** Opening Supplied entries block **
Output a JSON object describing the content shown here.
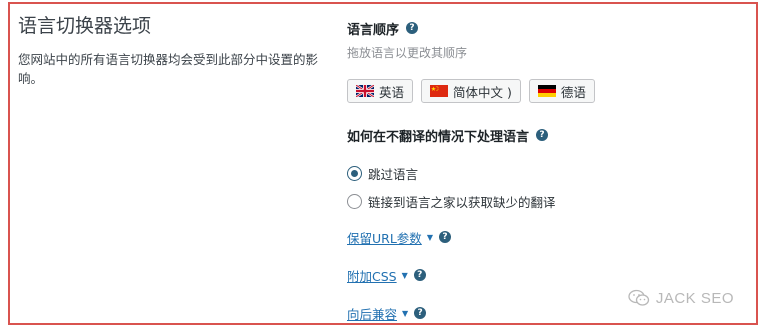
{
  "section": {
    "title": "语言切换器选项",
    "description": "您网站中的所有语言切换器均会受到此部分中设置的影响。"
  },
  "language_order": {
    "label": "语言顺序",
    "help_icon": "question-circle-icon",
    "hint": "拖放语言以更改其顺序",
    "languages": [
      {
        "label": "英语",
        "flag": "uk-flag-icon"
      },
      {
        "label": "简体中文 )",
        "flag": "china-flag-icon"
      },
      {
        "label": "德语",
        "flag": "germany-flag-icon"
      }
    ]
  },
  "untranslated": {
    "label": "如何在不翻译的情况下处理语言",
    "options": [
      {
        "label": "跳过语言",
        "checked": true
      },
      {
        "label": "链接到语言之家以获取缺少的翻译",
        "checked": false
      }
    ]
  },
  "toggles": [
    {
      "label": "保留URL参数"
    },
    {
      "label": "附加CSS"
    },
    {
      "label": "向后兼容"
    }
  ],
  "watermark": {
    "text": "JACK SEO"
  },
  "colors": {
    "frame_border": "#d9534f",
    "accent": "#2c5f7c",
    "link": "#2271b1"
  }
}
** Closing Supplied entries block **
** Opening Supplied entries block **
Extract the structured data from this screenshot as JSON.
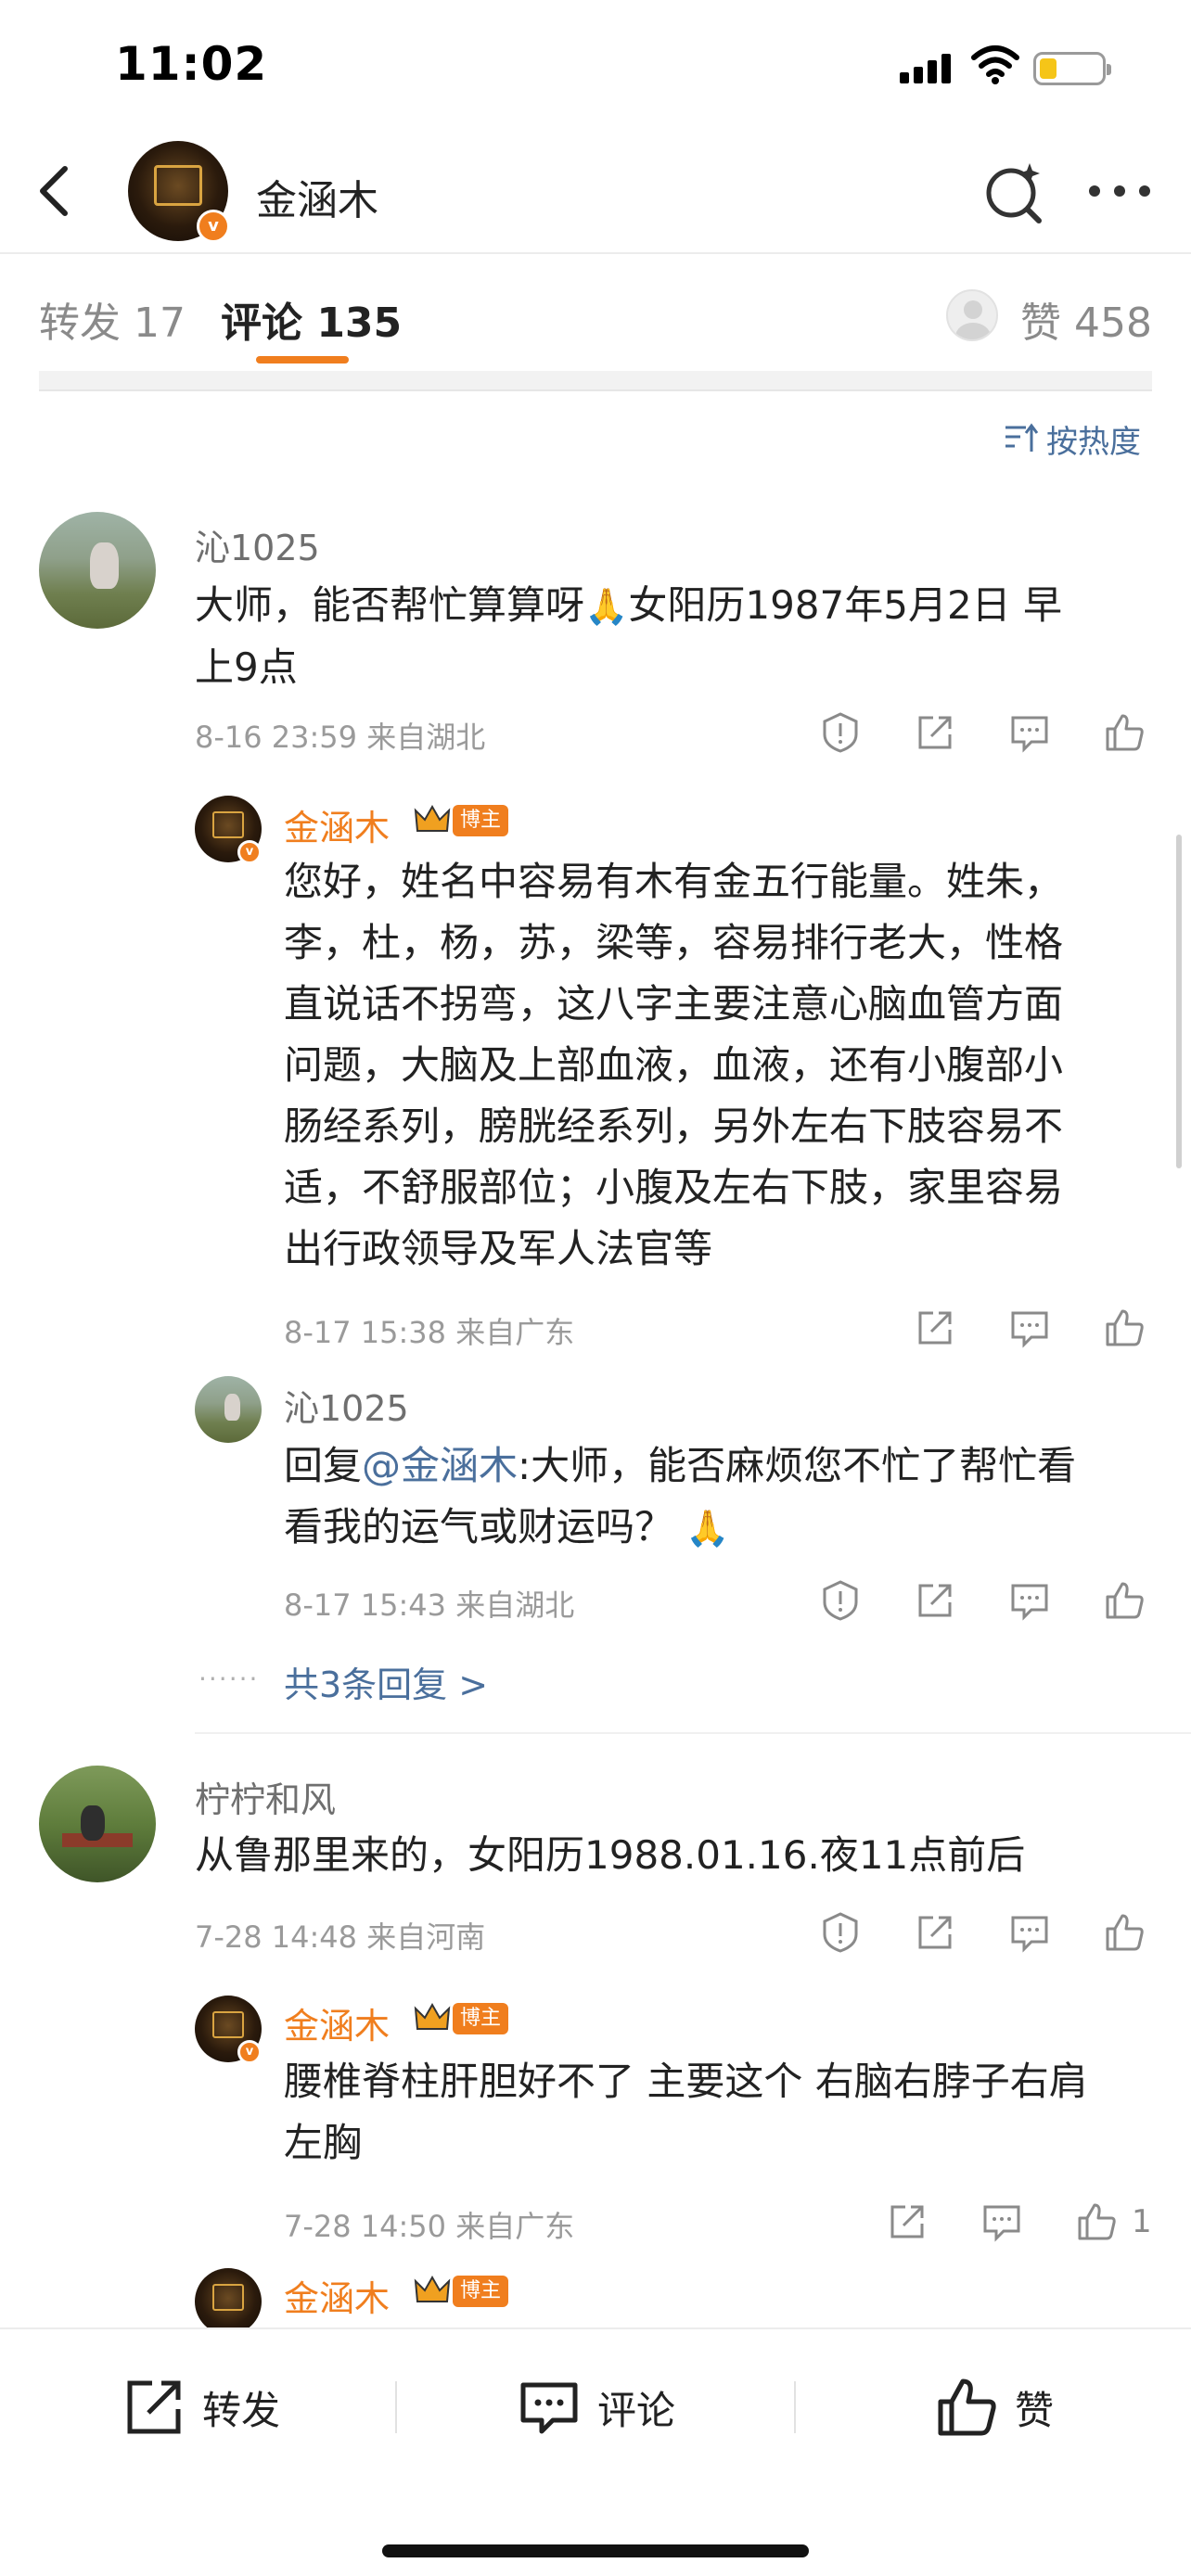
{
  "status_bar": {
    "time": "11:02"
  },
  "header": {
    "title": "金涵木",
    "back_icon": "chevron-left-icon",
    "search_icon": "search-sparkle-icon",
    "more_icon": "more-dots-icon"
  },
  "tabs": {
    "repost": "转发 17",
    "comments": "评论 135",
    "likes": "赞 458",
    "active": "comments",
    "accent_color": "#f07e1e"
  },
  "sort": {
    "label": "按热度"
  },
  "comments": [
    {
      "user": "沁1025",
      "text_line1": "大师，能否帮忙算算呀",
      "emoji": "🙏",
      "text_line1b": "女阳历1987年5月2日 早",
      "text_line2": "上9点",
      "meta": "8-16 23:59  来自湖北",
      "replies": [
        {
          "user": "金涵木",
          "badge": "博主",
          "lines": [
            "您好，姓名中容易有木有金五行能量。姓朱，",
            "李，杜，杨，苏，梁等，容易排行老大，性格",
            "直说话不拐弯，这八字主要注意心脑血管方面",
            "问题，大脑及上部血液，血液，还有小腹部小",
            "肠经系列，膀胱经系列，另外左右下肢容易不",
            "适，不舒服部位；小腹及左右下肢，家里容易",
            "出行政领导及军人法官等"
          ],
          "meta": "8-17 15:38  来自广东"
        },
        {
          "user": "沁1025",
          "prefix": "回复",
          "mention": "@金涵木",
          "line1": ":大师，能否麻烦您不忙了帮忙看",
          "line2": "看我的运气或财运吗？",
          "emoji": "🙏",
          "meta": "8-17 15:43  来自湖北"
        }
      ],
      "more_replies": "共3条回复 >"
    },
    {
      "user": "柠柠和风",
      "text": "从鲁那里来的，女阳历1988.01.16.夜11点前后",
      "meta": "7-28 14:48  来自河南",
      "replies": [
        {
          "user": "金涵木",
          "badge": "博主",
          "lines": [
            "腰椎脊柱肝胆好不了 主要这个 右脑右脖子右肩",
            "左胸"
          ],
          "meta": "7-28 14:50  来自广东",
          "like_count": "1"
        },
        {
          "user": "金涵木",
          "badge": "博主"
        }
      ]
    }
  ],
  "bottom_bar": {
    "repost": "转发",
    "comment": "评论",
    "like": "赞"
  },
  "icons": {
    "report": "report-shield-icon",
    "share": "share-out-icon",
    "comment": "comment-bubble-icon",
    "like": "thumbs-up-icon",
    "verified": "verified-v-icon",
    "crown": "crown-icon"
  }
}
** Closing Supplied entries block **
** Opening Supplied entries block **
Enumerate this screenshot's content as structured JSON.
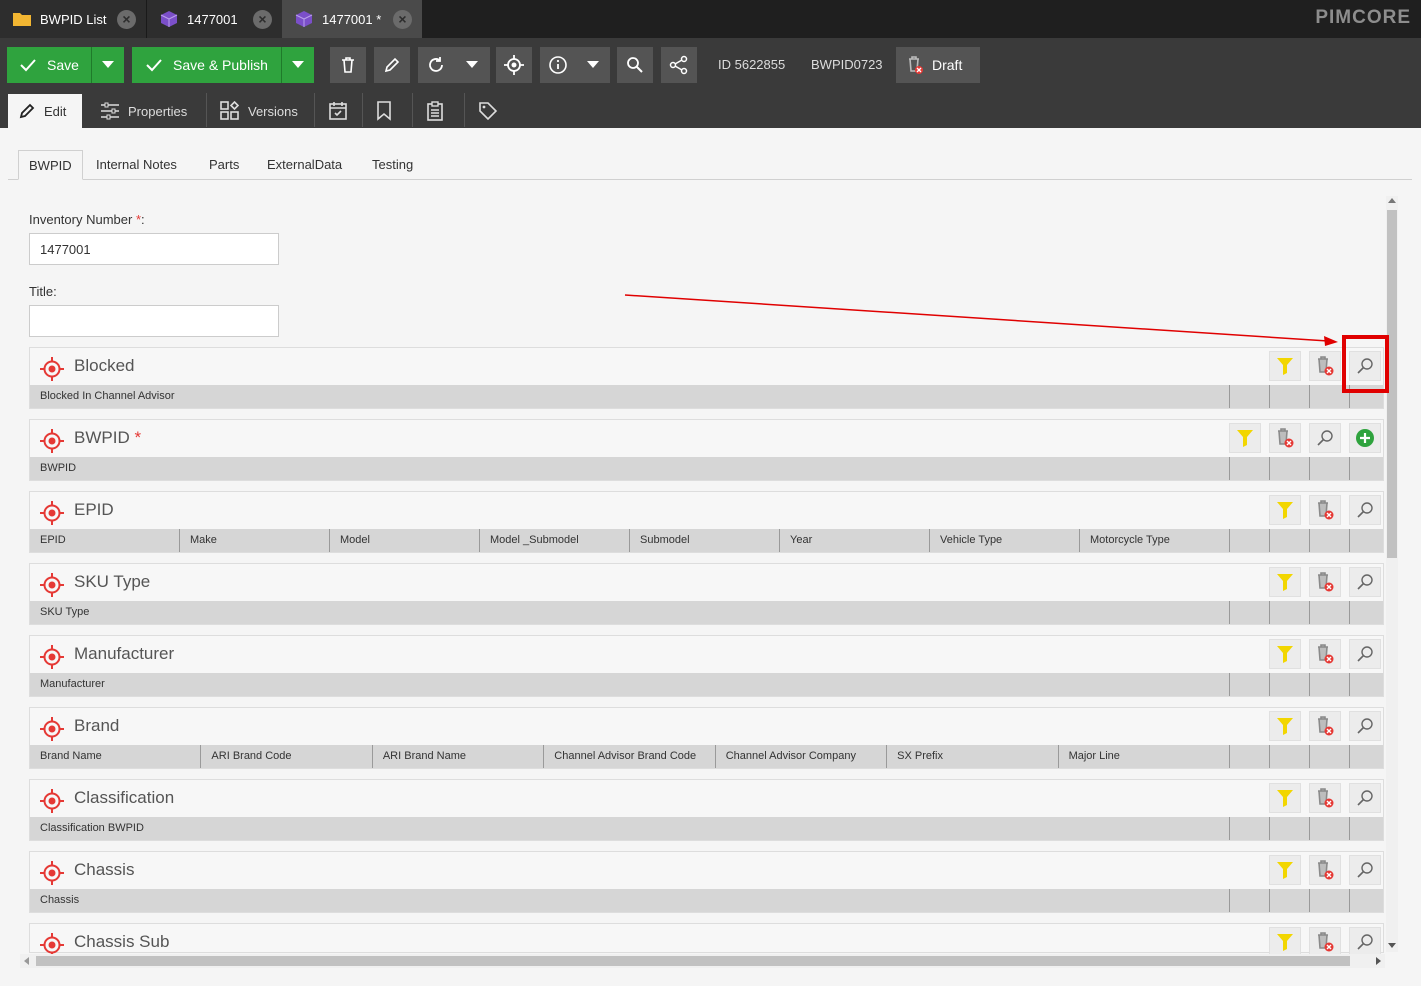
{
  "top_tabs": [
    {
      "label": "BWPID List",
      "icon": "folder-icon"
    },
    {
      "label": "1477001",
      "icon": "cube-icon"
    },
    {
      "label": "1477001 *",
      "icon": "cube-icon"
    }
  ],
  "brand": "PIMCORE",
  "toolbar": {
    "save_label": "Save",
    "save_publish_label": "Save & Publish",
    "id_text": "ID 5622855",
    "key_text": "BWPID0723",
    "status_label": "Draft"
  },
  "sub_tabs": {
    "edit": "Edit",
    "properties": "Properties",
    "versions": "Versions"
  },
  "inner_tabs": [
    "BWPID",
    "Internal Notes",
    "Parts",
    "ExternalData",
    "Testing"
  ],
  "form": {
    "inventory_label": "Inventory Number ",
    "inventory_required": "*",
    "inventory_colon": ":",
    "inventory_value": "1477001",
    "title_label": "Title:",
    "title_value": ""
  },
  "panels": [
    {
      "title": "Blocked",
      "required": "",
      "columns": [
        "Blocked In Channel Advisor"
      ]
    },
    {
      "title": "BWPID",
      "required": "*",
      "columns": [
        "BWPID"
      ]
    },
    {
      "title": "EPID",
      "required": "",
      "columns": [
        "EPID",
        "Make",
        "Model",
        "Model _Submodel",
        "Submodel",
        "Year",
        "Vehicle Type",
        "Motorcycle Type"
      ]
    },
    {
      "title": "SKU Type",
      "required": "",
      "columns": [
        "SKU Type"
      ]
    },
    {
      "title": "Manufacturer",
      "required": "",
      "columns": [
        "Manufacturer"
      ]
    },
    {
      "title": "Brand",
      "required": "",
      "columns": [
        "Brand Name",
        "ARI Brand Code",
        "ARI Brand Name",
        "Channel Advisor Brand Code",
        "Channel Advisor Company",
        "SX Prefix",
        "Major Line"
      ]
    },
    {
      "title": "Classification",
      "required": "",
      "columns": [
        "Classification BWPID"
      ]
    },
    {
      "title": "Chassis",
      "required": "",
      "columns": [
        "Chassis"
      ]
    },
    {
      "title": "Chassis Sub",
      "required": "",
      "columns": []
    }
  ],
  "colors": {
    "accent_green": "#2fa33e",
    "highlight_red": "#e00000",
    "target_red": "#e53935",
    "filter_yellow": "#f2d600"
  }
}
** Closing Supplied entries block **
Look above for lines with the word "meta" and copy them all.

      "meta": "8-16 23:59  来自湖北",
          "meta": "8-17 15:38  来自广东"
          "meta": "8-17 15:43  来自湖北"
      "meta": "7-28 14:48  来自河南",
          "meta": "7-28 14:50  来自广东",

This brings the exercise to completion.